Let’s look at the VM definition:
Total storage size 2 TB (terabytes). The total number of disks is 41.
Yes, that is right, 2 TB and 41 disks.
A reasonably technical person would ask: “Why so many disks?” I did just that. The migration person I worked with said, “I don’t know. That is just how it was on-prem.”
I finally found the person who did know, and they said: “That application is close to 20 years old. In the past, when the database ran out of space, the current administrator at the time would add another small disk to get it working again. No one ever wanted to return and consolidate all the small disks into something that made sense.”
This is a prime example of Technical Debt compounded. The historical solution was “just get it working and move on.” Year over year, from one admin to the next, keep adding a little hunk of disk space when needed.
This VM also had performance problems. What is the “easy path?” Just add more memory and CPU to try to overcome the IO inefficiency. Multiply that approach over dozens or hundreds of VMs that are part of a large-scale move to the cloud, and most likely, your monthly cloud bill is unnecessarily inflated.
Sometimes, a straight lift-and-shift is justified if you are forced to get out of your data center and don’t have the time. If that is your situation, then do this one thing:

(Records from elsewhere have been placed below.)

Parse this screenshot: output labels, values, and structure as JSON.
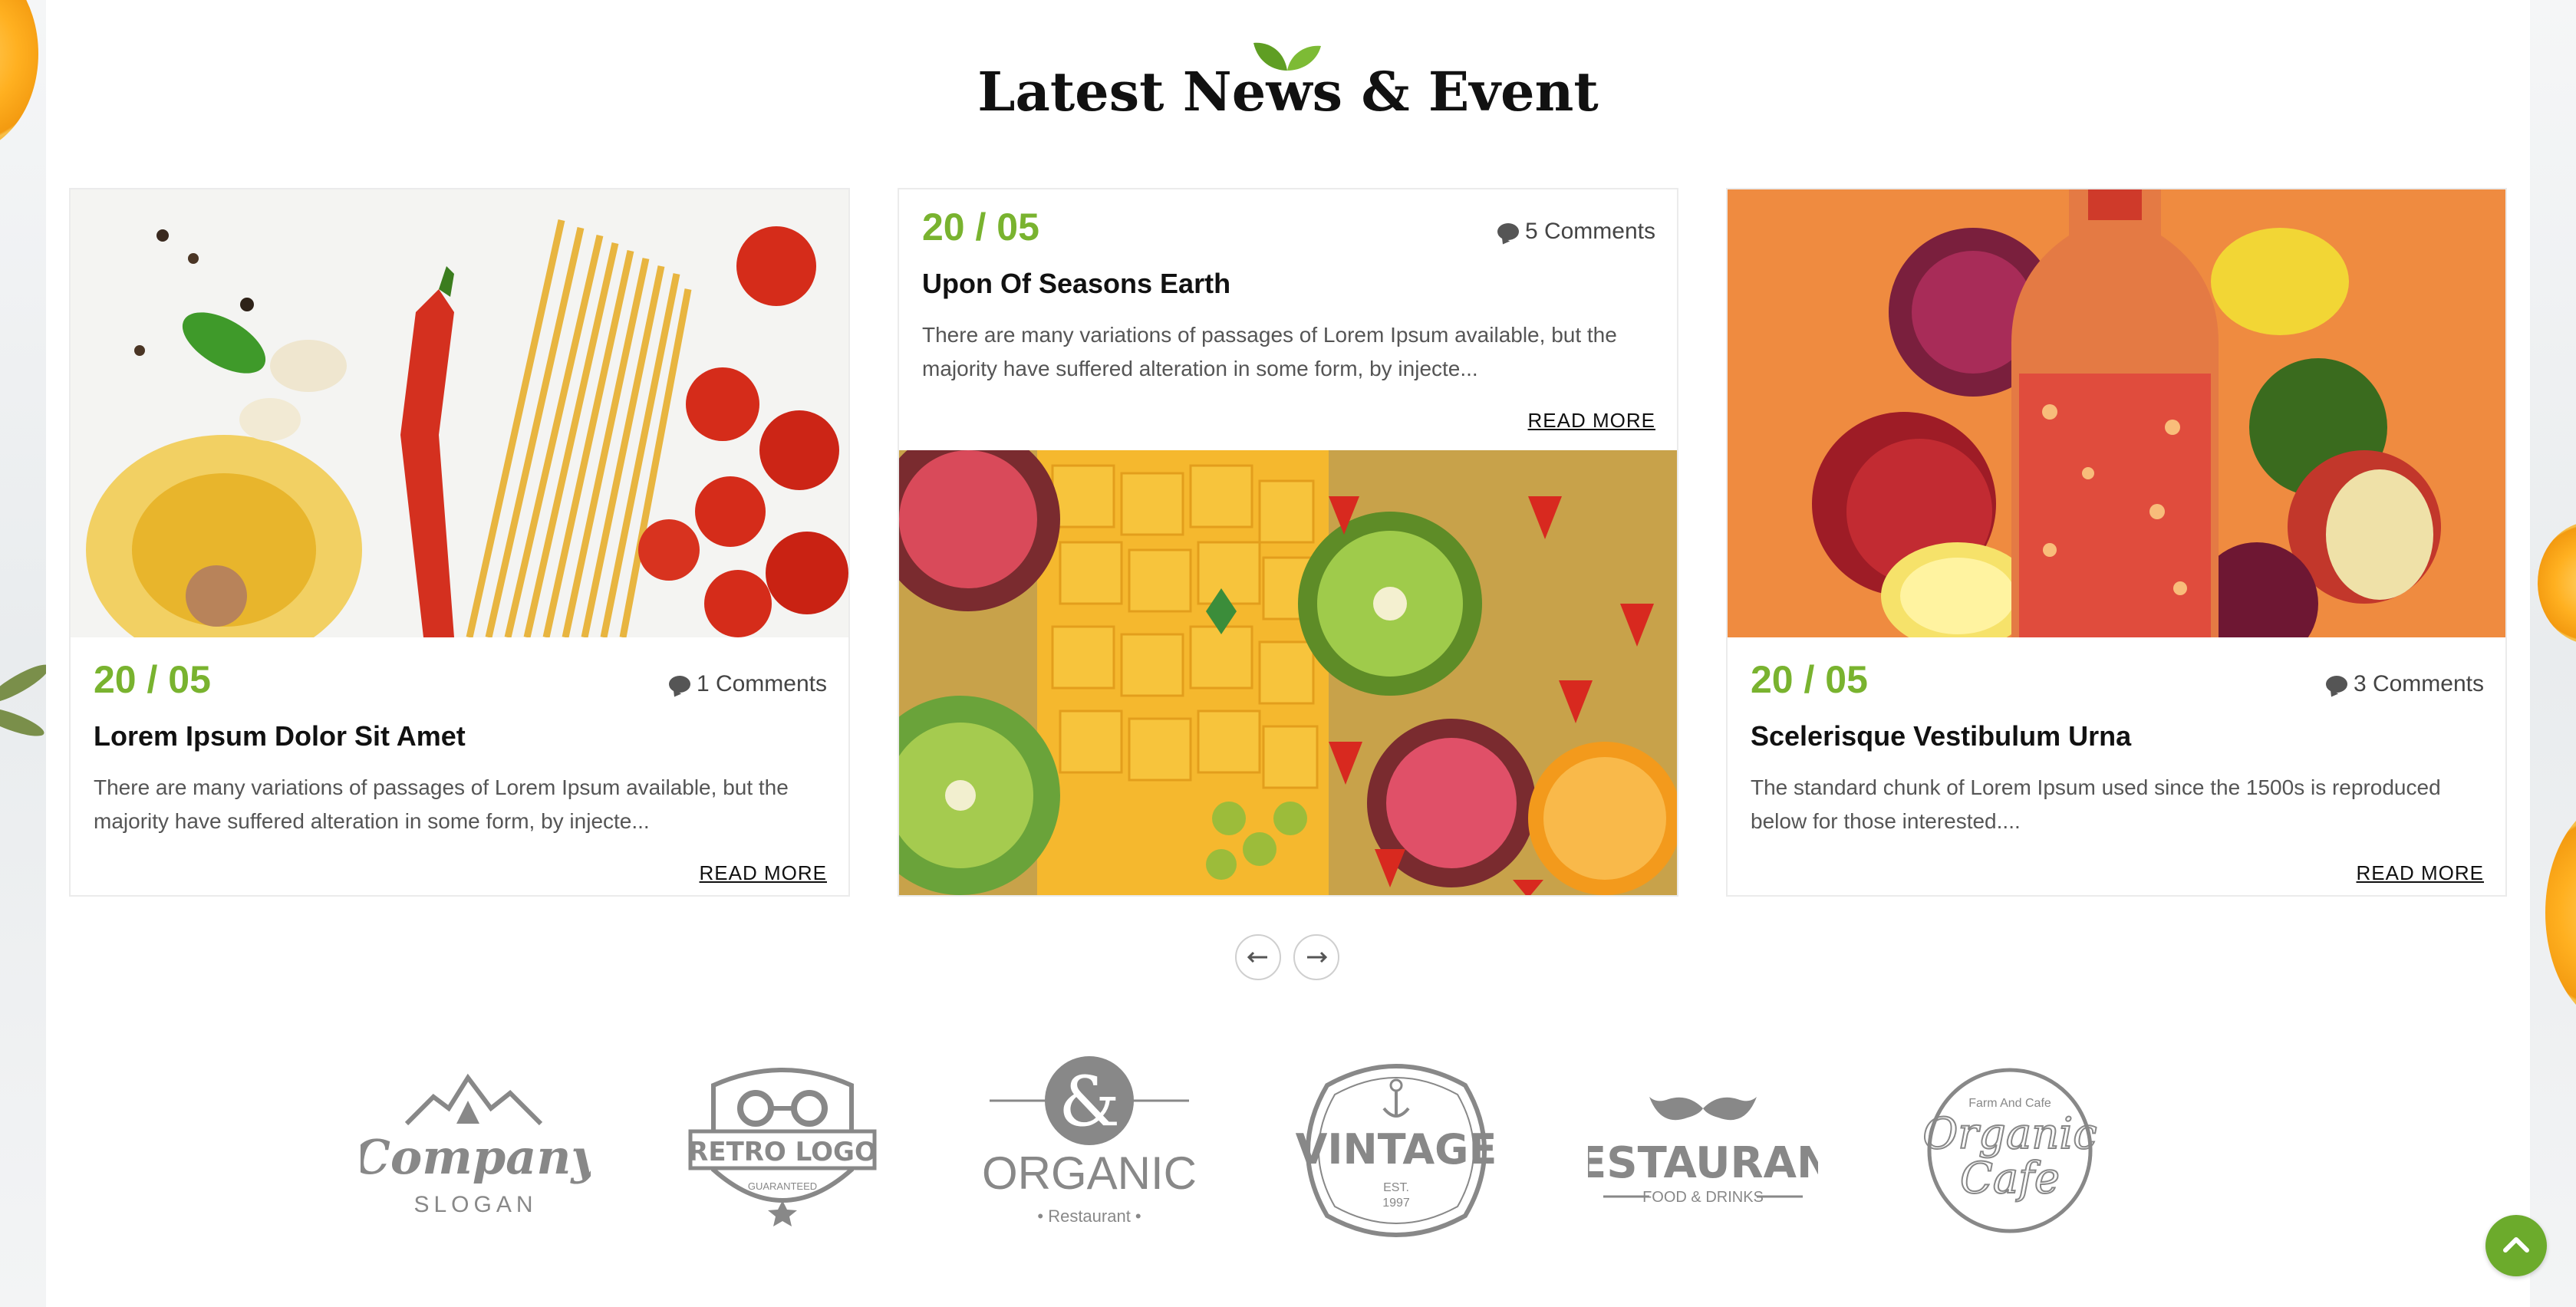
{
  "section": {
    "title": "Latest News & Event"
  },
  "posts": [
    {
      "date": "20 / 05",
      "comments": "1 Comments",
      "title": "Lorem Ipsum Dolor Sit Amet",
      "excerpt": "There are many variations of passages of Lorem Ipsum available, but the majority have suffered alteration in some form, by injecte...",
      "read_more": "READ MORE"
    },
    {
      "date": "20 / 05",
      "comments": "5 Comments",
      "title": "Upon Of Seasons Earth",
      "excerpt": "There are many variations of passages of Lorem Ipsum available, but the majority have suffered alteration in some form, by injecte...",
      "read_more": "READ MORE"
    },
    {
      "date": "20 / 05",
      "comments": "3 Comments",
      "title": "Scelerisque Vestibulum Urna",
      "excerpt": "The standard chunk of Lorem Ipsum used since the 1500s is reproduced below for those interested....",
      "read_more": "READ MORE"
    }
  ],
  "carousel": {
    "prev_icon": "arrow-left-icon",
    "next_icon": "arrow-right-icon"
  },
  "brands": {
    "company": {
      "name": "Company",
      "slogan": "SLOGAN"
    },
    "retro": {
      "name": "RETRO LOGO",
      "tag": "GUARANTEED"
    },
    "organic": {
      "symbol": "&",
      "name": "ORGANIC",
      "sub": "• Restaurant •"
    },
    "vintage": {
      "name": "VINTAGE",
      "est": "EST.",
      "year": "1997"
    },
    "restaurant": {
      "name": "RESTAURANT",
      "sub": "FOOD & DRINKS"
    },
    "cafe": {
      "top": "Farm And Cafe",
      "line1": "Organic",
      "line2": "Cafe"
    }
  },
  "colors": {
    "accent": "#79b32f",
    "scroll_top": "#6cab2c"
  }
}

Assign a “Technical Debt Rating” (TDR) to the various components being migrated to the cloud. It doesn’t have to be fancy, and any experienced technical person can look at something and say, “That doesn’t look right.” That is all you need. The TDR gives you something to review after your migration is complete. The problem will be solved if the app is refactored to become all cloud-native. If it’s a “Lift and Shift Forever” scenario, the TDR may be used to tune things up over time.

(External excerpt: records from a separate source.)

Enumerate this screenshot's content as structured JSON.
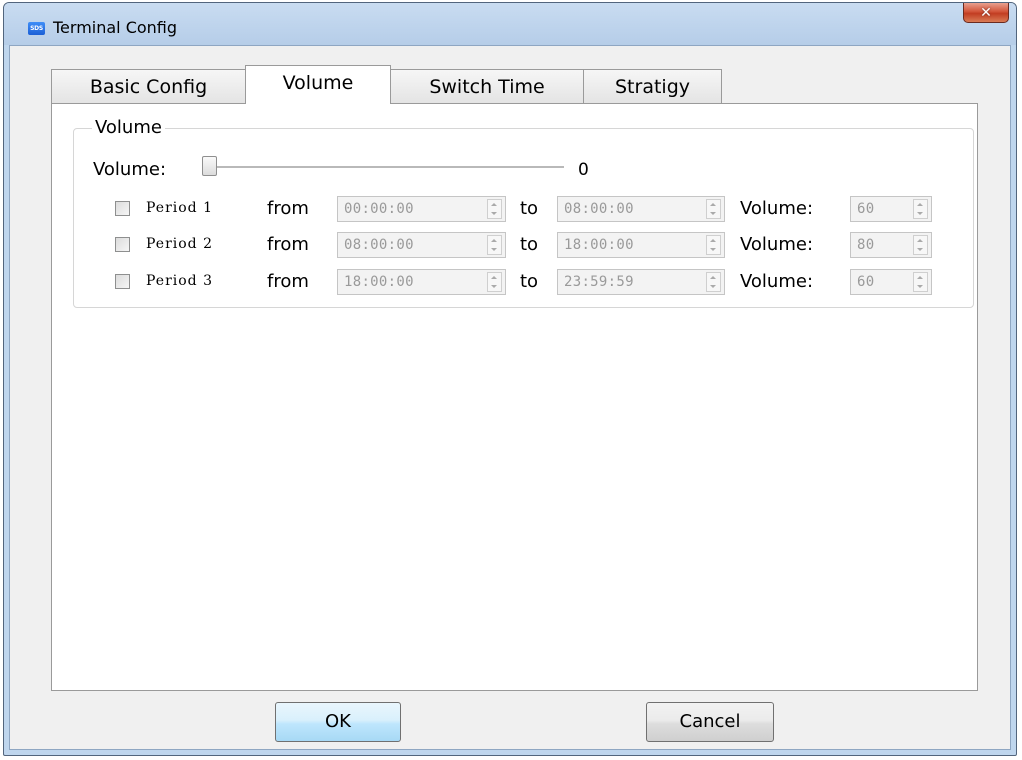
{
  "window": {
    "app_icon_text": "SDS",
    "title": "Terminal Config",
    "close_glyph": "✕"
  },
  "tabs": [
    {
      "label": "Basic Config",
      "selected": false
    },
    {
      "label": "Volume",
      "selected": true
    },
    {
      "label": "Switch Time",
      "selected": false
    },
    {
      "label": "Stratigy",
      "selected": false
    }
  ],
  "volume_group": {
    "title": "Volume",
    "slider_label": "Volume:",
    "slider_value": "0",
    "slider_level": 0
  },
  "periods": [
    {
      "label": "Period 1",
      "from_label": "from",
      "from": "00:00:00",
      "to_label": "to",
      "to": "08:00:00",
      "volume_label": "Volume:",
      "volume": "60",
      "checked": false
    },
    {
      "label": "Period 2",
      "from_label": "from",
      "from": "08:00:00",
      "to_label": "to",
      "to": "18:00:00",
      "volume_label": "Volume:",
      "volume": "80",
      "checked": false
    },
    {
      "label": "Period 3",
      "from_label": "from",
      "from": "18:00:00",
      "to_label": "to",
      "to": "23:59:59",
      "volume_label": "Volume:",
      "volume": "60",
      "checked": false
    }
  ],
  "buttons": {
    "ok_label": "OK",
    "cancel_label": "Cancel"
  },
  "icons": {
    "app": "app-icon",
    "close": "close-icon",
    "spin_up": "spin-up-icon",
    "spin_down": "spin-down-icon"
  },
  "colors": {
    "titlebar": "#bfd6ee",
    "close_button": "#c23d22",
    "ok_button": "#bee6fd",
    "disabled_text": "#9a9a9a"
  }
}
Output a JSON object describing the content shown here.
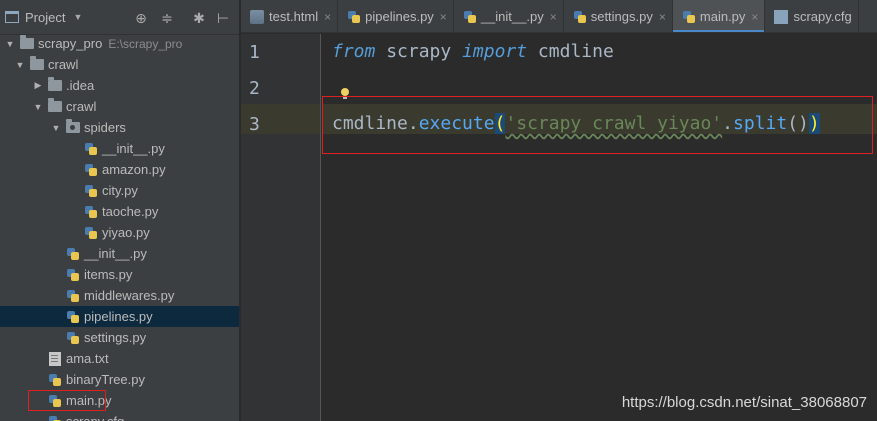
{
  "project_panel": {
    "title": "Project",
    "tree": [
      {
        "label": "scrapy_pro",
        "path": "E:\\scrapy_pro",
        "icon": "folder-icon",
        "expanded": true,
        "level": 0
      },
      {
        "label": "crawl",
        "icon": "folder-icon",
        "expanded": true,
        "level": 1
      },
      {
        "label": ".idea",
        "icon": "folder-icon",
        "expanded": false,
        "level": 2
      },
      {
        "label": "crawl",
        "icon": "folder-icon",
        "expanded": true,
        "level": 2
      },
      {
        "label": "spiders",
        "icon": "package-folder-icon",
        "expanded": true,
        "level": 3
      },
      {
        "label": "__init__.py",
        "icon": "python-file-icon",
        "level": 4
      },
      {
        "label": "amazon.py",
        "icon": "python-file-icon",
        "level": 4
      },
      {
        "label": "city.py",
        "icon": "python-file-icon",
        "level": 4
      },
      {
        "label": "taoche.py",
        "icon": "python-file-icon",
        "level": 4
      },
      {
        "label": "yiyao.py",
        "icon": "python-file-icon",
        "level": 4
      },
      {
        "label": "__init__.py",
        "icon": "python-file-icon",
        "level": 3
      },
      {
        "label": "items.py",
        "icon": "python-file-icon",
        "level": 3
      },
      {
        "label": "middlewares.py",
        "icon": "python-file-icon",
        "level": 3
      },
      {
        "label": "pipelines.py",
        "icon": "python-file-icon",
        "level": 3,
        "selected": true
      },
      {
        "label": "settings.py",
        "icon": "python-file-icon",
        "level": 3
      },
      {
        "label": "ama.txt",
        "icon": "text-file-icon",
        "level": 2
      },
      {
        "label": "binaryTree.py",
        "icon": "python-file-icon",
        "level": 2
      },
      {
        "label": "main.py",
        "icon": "python-file-icon",
        "level": 2,
        "highlighted": true
      },
      {
        "label": "scrapy.cfg",
        "icon": "config-file-icon",
        "level": 2
      }
    ]
  },
  "tabs": [
    {
      "label": "test.html",
      "icon": "html-file-icon"
    },
    {
      "label": "pipelines.py",
      "icon": "python-file-icon"
    },
    {
      "label": "__init__.py",
      "icon": "python-file-icon"
    },
    {
      "label": "settings.py",
      "icon": "python-file-icon"
    },
    {
      "label": "main.py",
      "icon": "python-file-icon",
      "active": true
    },
    {
      "label": "scrapy.cfg",
      "icon": "config-file-icon"
    }
  ],
  "editor": {
    "line_numbers": [
      "1",
      "2",
      "3"
    ],
    "line1": {
      "kw_from": "from",
      "module": " scrapy ",
      "kw_import": "import",
      "name": " cmdline"
    },
    "line3": {
      "obj": "cmdline.",
      "method": "execute",
      "open": "(",
      "str": "'scrapy crawl yiyao'",
      "dot": ".",
      "method2": "split",
      "parens": "()",
      "close": ")"
    }
  },
  "watermark": "https://blog.csdn.net/sinat_38068807",
  "colors": {
    "accent": "#4a88c7",
    "highlight_box": "#e02020",
    "selection": "#0d293e"
  }
}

Here are a few examples of architectures that might warrant a high TDR number:
- Server with a small total storage size but many disks (LUNs). (Example: 2TB X 41 disks)
- Server with a small total storage size but a high amount of CPU or memory assigned. (Example: 500GB storage X 256 GB memory)
- Compared to other apps, applications have a very high number of reported bugs/functional problems.
- Systems with high numbers of outages.
- A system with components written in several different languages. (Example: Java, C++, Python, and Go are all used on the same application)
- Systems with high numbers of security incidents.
These are just a few ideas of how you might classify something as having a high TDR compared to a peer. A straight lift-and-shift is going to carry forward much of the historical technical debt. Lift-and-shift is a valid cloud migration approach in many situations. Once you’ve moved to the cloud, you will have a lot more options available on how to get rid of some or all of the historical baggage that was carried forward.